> Recorded data
━━━━━━━━━━━━━━━━

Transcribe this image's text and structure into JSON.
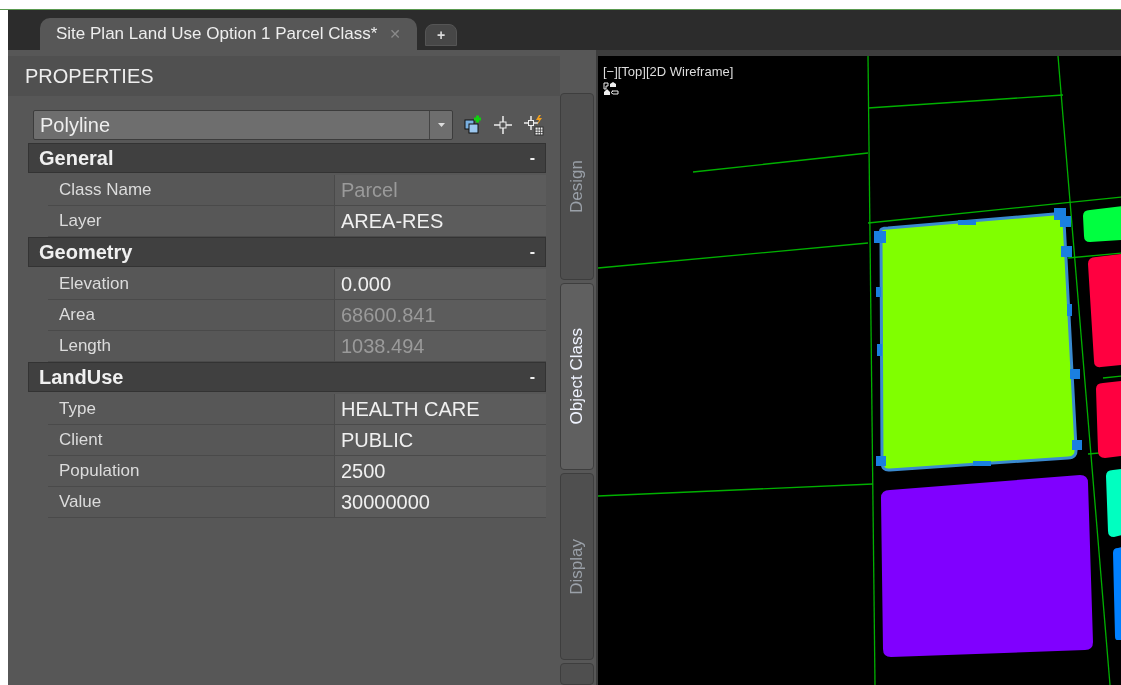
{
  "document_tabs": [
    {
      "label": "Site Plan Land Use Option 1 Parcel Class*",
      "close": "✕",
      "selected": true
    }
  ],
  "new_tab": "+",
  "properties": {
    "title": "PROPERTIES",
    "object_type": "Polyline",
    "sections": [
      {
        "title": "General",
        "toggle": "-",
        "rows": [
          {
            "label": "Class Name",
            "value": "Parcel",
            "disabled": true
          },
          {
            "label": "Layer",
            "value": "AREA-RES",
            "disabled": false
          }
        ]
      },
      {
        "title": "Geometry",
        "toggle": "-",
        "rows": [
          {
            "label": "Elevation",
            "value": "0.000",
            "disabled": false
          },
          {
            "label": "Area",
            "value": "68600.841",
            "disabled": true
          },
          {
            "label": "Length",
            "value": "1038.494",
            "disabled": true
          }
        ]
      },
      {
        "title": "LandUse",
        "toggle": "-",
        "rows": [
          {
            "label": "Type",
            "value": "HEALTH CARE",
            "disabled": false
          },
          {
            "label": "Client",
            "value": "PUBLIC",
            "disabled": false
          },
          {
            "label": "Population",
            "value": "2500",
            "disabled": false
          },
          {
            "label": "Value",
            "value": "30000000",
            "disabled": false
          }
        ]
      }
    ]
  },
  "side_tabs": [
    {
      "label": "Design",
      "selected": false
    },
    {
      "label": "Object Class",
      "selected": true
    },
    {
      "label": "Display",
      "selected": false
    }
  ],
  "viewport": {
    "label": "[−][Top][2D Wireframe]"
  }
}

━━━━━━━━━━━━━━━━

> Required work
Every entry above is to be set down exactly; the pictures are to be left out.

> Result of the task
Transcribe this image's text and structure into JSON.
{
  "document_tabs": [
    {
      "label": "Site Plan Land Use Option 1 Parcel Class*",
      "close": "✕",
      "selected": true
    }
  ],
  "new_tab": "+",
  "properties": {
    "title": "PROPERTIES",
    "object_type": "Polyline",
    "sections": [
      {
        "title": "General",
        "toggle": "-",
        "rows": [
          {
            "label": "Class Name",
            "value": "Parcel",
            "disabled": true
          },
          {
            "label": "Layer",
            "value": "AREA-RES",
            "disabled": false
          }
        ]
      },
      {
        "title": "Geometry",
        "toggle": "-",
        "rows": [
          {
            "label": "Elevation",
            "value": "0.000",
            "disabled": false
          },
          {
            "label": "Area",
            "value": "68600.841",
            "disabled": true
          },
          {
            "label": "Length",
            "value": "1038.494",
            "disabled": true
          }
        ]
      },
      {
        "title": "LandUse",
        "toggle": "-",
        "rows": [
          {
            "label": "Type",
            "value": "HEALTH CARE",
            "disabled": false
          },
          {
            "label": "Client",
            "value": "PUBLIC",
            "disabled": false
          },
          {
            "label": "Population",
            "value": "2500",
            "disabled": false
          },
          {
            "label": "Value",
            "value": "30000000",
            "disabled": false
          }
        ]
      }
    ]
  },
  "side_tabs": [
    {
      "label": "Design",
      "selected": false
    },
    {
      "label": "Object Class",
      "selected": true
    },
    {
      "label": "Display",
      "selected": false
    }
  ],
  "viewport": {
    "label": "[−][Top][2D Wireframe]"
  }
}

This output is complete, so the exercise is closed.